▸ **What to do**
From the entries that follow, list every line in which the string "ВОДОЙ" appears.

▸ **Record extracts**
___
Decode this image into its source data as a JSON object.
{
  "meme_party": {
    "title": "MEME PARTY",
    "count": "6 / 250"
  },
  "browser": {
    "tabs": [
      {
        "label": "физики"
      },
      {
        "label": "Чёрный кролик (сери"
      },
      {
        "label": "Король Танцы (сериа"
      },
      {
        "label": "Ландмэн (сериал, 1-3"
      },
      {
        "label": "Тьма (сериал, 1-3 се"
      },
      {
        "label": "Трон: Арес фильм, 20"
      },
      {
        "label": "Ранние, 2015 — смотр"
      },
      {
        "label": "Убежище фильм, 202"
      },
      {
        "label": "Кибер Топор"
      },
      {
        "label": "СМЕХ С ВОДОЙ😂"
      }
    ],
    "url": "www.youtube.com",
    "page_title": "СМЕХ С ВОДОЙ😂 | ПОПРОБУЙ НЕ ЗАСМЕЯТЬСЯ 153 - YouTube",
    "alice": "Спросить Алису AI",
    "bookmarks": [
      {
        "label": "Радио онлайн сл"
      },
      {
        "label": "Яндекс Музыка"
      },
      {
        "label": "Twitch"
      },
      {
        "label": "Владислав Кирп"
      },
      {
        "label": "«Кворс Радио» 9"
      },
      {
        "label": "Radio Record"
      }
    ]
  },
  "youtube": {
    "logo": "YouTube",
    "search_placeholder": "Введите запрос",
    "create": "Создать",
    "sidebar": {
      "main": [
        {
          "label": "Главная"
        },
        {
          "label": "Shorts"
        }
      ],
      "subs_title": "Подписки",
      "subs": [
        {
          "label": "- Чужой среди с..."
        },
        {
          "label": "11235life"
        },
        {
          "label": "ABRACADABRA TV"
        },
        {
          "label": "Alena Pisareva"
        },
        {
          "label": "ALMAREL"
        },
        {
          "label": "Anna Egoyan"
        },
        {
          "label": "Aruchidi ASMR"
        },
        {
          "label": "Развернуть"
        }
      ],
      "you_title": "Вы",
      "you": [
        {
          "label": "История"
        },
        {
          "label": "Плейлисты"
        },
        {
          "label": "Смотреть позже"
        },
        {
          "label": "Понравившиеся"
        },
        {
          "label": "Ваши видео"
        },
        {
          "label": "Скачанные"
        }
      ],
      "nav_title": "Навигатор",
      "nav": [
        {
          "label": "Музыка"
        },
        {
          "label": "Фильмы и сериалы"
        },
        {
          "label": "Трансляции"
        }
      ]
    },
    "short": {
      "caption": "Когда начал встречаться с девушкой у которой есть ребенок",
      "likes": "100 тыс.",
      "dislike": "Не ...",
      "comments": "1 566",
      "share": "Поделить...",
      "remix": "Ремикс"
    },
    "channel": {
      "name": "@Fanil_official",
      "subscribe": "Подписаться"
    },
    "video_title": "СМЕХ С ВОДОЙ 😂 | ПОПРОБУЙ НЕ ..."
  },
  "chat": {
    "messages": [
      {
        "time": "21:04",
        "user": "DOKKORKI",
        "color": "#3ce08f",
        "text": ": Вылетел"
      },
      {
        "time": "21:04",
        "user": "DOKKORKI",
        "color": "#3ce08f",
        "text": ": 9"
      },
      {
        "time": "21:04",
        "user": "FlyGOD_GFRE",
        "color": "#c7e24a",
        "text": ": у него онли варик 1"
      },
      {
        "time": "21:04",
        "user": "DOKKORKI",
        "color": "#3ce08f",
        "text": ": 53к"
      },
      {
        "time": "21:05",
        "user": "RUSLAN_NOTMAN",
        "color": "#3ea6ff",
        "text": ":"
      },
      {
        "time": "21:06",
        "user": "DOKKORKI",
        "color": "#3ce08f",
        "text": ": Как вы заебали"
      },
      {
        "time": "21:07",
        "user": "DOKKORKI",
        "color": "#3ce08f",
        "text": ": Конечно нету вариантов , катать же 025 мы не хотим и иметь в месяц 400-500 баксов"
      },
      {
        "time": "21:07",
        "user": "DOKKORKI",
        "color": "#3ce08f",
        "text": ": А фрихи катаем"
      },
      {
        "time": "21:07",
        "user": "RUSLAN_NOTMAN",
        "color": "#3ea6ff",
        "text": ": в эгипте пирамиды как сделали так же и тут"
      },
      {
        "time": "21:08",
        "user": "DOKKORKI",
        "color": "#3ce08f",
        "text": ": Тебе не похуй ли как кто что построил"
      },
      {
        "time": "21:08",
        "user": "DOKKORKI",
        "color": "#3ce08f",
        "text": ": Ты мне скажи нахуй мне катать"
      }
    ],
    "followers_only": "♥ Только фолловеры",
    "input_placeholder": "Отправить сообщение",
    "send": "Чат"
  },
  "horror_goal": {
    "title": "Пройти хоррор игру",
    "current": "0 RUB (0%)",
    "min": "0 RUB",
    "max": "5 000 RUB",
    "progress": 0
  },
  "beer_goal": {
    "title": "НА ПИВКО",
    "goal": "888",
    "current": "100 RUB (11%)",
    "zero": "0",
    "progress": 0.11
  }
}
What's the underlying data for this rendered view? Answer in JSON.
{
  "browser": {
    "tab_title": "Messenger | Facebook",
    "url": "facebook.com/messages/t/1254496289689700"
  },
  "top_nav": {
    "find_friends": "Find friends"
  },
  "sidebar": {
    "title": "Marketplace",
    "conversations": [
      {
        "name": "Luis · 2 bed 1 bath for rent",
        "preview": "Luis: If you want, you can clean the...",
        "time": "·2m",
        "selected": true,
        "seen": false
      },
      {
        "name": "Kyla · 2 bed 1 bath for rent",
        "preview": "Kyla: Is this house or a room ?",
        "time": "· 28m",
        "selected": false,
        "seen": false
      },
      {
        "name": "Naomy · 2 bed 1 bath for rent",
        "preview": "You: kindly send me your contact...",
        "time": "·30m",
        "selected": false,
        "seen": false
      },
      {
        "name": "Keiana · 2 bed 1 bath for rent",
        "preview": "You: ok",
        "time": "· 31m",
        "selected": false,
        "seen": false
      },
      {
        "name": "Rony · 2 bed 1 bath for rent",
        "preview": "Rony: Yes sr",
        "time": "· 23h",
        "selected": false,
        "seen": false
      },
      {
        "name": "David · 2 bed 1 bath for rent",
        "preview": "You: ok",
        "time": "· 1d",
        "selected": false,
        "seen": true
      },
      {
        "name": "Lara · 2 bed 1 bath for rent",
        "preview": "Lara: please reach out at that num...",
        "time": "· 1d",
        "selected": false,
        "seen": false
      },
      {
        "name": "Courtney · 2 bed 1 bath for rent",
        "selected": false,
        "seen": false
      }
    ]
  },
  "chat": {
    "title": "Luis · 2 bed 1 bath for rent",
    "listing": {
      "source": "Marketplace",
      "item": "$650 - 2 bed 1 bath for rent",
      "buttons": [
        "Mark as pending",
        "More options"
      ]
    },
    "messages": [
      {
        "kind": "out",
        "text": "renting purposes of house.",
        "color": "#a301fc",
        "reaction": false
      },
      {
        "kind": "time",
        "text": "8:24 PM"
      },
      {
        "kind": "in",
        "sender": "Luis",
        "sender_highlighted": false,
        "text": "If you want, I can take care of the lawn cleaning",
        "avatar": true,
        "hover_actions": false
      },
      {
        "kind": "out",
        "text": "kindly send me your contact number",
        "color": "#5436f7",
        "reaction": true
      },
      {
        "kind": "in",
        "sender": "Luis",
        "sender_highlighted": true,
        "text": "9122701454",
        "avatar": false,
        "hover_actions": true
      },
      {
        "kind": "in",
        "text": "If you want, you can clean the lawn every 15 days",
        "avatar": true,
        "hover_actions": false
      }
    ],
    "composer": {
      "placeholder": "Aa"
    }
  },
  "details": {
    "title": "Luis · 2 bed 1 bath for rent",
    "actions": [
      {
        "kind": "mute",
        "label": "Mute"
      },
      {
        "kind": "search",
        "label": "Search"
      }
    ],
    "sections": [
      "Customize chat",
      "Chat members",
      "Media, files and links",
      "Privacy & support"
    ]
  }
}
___
▸ **Solution for this problem**
        "label": "СМЕХ С ВОДОЙ😂"
    "page_title": "СМЕХ С ВОДОЙ😂 | ПОПРОБУЙ НЕ ЗАСМЕЯТЬСЯ 153 - YouTube",
    "video_title": "СМЕХ С ВОДОЙ 😂 | ПОПРОБУЙ НЕ ..."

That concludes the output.